Exercise
Work through the entries below line by line and give the number of lines with the string "Compliance", nothing else.

Start of Given records

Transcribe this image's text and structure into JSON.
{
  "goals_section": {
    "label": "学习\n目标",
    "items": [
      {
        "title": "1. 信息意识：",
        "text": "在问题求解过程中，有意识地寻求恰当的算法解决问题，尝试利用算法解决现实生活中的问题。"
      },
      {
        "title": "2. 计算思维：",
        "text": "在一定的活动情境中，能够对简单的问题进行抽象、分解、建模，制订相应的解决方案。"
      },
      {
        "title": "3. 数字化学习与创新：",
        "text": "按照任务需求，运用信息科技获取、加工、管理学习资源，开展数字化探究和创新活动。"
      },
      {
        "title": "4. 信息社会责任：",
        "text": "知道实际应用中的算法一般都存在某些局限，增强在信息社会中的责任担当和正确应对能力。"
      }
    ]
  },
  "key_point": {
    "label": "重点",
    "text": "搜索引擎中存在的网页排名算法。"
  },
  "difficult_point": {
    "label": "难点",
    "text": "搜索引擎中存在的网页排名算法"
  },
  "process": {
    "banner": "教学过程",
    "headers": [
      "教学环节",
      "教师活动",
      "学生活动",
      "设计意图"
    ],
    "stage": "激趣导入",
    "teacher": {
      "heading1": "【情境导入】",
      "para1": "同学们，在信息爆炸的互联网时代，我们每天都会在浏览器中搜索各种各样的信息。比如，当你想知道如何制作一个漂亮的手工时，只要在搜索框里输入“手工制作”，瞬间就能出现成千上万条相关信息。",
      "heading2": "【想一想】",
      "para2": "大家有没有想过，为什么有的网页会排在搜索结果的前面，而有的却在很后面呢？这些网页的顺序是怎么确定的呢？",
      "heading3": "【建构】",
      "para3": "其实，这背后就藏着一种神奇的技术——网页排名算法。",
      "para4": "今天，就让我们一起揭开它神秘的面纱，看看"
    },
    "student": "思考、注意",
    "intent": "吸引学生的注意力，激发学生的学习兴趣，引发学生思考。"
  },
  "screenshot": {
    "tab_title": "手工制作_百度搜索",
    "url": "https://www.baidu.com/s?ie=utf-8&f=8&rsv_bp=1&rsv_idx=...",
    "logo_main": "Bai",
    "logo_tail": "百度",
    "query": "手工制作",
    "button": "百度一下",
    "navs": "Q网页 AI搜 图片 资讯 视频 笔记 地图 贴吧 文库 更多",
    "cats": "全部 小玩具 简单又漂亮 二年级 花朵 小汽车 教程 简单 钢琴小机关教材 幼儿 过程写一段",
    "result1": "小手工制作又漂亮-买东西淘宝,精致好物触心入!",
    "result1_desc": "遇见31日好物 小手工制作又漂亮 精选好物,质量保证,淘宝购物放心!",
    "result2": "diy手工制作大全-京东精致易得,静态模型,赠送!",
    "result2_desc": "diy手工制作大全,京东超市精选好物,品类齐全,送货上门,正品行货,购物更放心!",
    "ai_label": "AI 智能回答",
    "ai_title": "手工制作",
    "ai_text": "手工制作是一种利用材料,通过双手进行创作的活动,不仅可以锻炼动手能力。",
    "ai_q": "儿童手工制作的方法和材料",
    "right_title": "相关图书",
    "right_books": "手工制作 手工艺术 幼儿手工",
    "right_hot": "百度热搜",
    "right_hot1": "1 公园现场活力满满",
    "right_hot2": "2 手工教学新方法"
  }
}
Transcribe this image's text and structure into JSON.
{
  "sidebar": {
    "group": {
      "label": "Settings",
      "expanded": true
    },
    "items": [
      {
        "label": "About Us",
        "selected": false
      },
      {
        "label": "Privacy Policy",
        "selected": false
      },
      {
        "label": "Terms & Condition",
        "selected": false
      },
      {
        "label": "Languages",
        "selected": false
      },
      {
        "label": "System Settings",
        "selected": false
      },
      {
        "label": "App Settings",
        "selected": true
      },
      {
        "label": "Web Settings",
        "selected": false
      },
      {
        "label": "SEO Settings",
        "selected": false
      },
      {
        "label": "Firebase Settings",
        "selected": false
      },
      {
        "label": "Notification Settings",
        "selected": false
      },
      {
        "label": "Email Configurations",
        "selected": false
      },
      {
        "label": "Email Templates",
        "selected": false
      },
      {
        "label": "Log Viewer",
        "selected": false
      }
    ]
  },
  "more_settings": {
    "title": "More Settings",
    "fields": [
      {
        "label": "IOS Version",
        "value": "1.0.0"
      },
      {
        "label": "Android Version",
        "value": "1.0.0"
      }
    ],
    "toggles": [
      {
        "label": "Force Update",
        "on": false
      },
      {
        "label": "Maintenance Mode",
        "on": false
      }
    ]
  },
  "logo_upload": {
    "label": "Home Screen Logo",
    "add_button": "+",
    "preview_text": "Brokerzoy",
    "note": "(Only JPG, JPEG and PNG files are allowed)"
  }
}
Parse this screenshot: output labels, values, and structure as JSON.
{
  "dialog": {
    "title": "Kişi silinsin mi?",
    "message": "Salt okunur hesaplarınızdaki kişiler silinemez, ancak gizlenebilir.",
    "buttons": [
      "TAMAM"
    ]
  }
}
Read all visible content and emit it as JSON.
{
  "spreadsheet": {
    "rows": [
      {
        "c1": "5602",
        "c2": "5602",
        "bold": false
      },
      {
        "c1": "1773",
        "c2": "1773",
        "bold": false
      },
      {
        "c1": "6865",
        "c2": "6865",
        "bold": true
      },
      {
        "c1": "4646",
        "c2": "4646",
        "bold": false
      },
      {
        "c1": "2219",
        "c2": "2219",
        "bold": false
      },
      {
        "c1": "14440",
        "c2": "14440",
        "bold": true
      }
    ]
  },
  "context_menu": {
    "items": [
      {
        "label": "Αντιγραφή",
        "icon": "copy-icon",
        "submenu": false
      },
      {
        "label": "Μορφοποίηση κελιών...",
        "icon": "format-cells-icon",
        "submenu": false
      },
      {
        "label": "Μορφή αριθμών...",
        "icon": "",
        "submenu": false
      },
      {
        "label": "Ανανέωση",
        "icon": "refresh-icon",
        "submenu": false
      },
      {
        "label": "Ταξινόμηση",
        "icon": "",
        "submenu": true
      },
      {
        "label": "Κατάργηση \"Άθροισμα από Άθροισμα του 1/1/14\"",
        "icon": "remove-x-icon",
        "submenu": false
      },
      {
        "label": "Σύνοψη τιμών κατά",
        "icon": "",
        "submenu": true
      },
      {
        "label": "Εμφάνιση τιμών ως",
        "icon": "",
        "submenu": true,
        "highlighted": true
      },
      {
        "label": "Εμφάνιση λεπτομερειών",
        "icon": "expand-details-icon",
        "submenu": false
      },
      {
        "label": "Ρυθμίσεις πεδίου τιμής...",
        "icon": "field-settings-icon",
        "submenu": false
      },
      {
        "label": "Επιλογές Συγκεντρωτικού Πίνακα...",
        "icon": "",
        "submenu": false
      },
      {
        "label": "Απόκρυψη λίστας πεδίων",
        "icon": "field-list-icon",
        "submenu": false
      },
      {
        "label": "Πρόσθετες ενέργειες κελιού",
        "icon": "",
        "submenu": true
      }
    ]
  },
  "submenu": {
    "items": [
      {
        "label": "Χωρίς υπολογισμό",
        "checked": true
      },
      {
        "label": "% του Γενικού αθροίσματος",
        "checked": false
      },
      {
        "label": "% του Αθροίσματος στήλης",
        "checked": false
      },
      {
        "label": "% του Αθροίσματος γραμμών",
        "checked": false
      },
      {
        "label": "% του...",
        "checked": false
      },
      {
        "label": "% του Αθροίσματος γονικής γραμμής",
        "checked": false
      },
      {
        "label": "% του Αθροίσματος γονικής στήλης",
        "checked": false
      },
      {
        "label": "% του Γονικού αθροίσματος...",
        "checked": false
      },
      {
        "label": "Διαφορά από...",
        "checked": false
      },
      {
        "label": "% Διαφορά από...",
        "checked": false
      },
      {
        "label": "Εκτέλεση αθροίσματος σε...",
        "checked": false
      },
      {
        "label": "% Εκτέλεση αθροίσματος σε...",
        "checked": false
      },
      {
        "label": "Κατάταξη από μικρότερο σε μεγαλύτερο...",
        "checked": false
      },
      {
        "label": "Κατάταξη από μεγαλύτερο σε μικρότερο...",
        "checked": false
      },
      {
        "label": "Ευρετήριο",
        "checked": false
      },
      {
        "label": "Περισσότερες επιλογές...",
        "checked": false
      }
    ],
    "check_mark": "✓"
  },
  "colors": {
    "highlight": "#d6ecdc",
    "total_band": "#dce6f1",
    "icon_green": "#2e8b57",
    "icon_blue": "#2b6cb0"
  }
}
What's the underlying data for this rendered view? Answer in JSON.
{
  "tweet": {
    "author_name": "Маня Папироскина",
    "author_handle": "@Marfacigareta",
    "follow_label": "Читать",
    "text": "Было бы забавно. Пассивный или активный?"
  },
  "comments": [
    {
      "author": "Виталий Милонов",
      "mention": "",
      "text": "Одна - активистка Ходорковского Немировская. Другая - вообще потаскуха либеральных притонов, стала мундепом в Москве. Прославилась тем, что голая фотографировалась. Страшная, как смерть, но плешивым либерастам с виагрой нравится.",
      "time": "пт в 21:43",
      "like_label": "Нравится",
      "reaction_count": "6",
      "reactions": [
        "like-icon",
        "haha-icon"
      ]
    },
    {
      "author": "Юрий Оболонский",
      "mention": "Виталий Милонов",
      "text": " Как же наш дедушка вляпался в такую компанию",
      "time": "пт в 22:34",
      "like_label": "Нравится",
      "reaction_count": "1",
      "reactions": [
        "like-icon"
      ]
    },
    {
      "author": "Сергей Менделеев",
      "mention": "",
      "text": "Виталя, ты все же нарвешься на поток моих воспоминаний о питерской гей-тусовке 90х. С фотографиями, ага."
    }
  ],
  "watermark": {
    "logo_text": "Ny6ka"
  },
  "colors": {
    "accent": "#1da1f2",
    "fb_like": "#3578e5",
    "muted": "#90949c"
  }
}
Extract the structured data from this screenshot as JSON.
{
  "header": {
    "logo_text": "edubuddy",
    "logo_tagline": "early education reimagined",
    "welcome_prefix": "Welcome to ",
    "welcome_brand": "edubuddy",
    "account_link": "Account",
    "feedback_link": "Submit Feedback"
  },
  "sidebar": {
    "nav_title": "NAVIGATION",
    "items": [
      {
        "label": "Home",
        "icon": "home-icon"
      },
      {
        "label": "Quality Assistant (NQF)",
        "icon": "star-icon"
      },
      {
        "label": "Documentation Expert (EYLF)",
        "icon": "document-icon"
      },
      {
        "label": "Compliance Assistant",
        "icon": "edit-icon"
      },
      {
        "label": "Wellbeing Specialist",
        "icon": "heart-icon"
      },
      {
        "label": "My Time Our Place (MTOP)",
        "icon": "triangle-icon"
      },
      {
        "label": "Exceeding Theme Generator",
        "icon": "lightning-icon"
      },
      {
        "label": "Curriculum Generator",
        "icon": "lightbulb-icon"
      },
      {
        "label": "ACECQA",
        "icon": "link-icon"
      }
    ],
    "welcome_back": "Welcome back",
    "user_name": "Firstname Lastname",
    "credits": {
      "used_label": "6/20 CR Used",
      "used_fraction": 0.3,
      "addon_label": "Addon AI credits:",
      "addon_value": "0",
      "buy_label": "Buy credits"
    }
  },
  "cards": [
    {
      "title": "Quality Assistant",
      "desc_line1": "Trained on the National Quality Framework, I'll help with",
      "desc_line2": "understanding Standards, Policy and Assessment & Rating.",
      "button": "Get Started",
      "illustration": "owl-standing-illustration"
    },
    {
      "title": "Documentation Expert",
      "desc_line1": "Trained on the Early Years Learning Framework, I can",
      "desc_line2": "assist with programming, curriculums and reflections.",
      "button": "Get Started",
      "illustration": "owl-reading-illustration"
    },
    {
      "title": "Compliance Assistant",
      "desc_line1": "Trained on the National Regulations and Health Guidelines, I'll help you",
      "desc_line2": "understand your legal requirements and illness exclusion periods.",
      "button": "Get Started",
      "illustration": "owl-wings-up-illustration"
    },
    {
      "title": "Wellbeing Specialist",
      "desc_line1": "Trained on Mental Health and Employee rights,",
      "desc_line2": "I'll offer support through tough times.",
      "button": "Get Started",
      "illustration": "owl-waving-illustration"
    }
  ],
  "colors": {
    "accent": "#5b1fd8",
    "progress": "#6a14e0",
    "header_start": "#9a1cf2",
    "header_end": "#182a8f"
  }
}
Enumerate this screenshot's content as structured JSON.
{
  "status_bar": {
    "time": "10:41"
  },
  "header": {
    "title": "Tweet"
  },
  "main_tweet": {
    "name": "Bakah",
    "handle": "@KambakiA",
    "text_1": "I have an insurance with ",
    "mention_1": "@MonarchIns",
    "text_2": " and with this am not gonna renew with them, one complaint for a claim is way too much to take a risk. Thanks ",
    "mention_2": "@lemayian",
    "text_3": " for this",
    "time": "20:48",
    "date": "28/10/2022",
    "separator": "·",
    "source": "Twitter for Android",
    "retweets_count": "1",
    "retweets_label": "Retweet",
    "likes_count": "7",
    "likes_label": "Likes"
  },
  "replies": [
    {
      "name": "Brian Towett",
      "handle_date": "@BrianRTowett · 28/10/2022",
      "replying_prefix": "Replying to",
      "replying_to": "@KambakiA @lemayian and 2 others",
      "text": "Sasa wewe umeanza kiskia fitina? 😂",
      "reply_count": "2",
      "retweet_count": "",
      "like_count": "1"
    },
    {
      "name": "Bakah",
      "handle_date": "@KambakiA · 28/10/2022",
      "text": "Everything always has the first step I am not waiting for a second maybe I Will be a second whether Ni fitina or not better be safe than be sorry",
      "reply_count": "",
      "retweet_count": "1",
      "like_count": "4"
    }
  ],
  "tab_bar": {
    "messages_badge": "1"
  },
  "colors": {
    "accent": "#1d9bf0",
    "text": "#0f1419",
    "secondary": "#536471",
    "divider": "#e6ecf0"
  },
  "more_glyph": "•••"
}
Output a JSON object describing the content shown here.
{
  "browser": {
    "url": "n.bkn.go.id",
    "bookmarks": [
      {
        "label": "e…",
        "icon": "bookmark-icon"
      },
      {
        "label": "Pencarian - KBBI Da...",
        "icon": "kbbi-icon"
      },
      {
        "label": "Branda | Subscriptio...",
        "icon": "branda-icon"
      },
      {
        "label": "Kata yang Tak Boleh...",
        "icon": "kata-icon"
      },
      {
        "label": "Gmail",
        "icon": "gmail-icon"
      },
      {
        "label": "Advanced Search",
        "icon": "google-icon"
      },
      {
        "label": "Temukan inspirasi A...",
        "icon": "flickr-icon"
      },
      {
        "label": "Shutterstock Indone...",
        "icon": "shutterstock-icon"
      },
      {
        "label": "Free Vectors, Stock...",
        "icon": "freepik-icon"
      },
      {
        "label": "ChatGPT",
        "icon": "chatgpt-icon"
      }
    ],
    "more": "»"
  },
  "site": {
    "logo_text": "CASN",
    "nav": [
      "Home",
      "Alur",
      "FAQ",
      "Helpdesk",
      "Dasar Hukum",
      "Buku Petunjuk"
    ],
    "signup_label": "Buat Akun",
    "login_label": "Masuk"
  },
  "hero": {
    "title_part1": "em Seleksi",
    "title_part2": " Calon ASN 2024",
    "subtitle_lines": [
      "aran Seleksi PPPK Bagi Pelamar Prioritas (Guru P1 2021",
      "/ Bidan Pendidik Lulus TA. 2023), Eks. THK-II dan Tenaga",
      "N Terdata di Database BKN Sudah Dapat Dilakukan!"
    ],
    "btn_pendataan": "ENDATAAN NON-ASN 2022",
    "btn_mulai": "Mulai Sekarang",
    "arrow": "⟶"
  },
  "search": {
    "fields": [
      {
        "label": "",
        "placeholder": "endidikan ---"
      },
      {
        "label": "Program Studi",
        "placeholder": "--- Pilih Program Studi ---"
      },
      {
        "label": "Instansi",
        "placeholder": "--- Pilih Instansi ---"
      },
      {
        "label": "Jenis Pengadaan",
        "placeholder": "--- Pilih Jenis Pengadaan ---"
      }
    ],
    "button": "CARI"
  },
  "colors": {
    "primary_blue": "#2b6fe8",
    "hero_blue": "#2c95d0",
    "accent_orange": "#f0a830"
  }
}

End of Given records

Finished task
2